From The Root:
For generations, The Mommy Wars have largely skipped black women. For most of us, staying at home to raise our children full-time was never a choice. Our families’ survival depended on our wages—often earned from nurturing and caring for white families. With the rise of a post-civil rights generation, a critical mass of high-powered black women like the Princeton and Harvard-trained first lady Michelle Obama, have more options than ever. After gaining the educational credentials our mothers and grandmothers could only have dreamed of, many of us have exulted and rejoiced in having the choice to stay at home and raise our own children—a decision celebrated by black stay-at-home mothers’ groups like “Mocha Moms.”

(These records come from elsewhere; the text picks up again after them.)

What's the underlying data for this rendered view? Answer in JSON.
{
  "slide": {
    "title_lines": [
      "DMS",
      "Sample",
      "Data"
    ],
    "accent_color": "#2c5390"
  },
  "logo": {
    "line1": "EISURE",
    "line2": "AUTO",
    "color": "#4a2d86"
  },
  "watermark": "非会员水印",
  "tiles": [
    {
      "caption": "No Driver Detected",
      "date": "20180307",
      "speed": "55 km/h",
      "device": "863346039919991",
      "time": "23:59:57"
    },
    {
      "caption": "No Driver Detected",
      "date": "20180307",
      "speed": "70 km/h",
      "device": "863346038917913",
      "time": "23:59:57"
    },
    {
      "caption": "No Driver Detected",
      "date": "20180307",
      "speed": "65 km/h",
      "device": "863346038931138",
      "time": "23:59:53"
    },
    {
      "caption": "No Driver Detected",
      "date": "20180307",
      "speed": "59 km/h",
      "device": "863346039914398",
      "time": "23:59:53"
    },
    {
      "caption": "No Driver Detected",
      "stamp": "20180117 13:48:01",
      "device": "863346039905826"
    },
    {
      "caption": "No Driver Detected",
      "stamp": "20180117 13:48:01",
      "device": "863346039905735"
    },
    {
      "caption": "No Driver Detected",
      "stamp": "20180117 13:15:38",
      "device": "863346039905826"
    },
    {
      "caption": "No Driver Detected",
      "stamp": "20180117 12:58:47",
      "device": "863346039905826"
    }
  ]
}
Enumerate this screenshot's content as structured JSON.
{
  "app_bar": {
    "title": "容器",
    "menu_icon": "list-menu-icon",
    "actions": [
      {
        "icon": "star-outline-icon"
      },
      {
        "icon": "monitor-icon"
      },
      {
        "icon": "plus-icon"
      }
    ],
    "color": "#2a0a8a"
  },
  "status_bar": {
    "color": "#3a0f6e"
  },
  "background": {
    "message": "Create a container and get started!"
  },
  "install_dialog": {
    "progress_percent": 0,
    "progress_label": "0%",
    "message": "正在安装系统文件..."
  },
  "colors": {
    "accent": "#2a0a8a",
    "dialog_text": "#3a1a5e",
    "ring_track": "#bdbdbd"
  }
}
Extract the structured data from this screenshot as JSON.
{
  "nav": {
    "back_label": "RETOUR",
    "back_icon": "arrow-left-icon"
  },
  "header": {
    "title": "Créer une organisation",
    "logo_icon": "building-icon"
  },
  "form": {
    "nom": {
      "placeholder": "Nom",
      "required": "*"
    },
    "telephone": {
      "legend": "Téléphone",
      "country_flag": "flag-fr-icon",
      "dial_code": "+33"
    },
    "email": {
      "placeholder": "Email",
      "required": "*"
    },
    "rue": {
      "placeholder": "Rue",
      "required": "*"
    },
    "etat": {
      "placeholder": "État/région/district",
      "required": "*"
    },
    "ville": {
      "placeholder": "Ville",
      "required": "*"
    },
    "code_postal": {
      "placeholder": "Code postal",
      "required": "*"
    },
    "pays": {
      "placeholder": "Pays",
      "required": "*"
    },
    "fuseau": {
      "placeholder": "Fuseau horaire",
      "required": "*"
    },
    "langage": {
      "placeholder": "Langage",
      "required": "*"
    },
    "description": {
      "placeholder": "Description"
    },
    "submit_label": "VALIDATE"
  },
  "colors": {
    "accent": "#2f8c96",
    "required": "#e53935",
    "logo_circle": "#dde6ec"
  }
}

As Michelle prepares to move to the White House to become “mom in chief,” the always racially-charged Mommy Wars have reached new heights. In a joint effort with NPR’s daily talk show Tell Me More, The Root has brought together four accomplished mothers—Rebecca Walker, Jolene Ivey, Leslie Morgan Steiner and Anna Perez—to share their takes on Michelle’s choices. With viewpoints that are funny, brash and bracing, the four women bring controversial and conflicting perspectives that are sure to spark spirited and downright-heated discussions about Michelle’s—and all women’s—choices.
When Michelle Obama prioritized her life over her career in a widely viewed television interview, I cheered. Feminism’s slippery promise of diversity has long been built around white centrism, its monopoly by women over 50, its de facto placement of the rest of us in the margins. Michelle’s rise challenges that centrism. She so embodies feminist goals that she surpasses them. How will white feminists deal with that?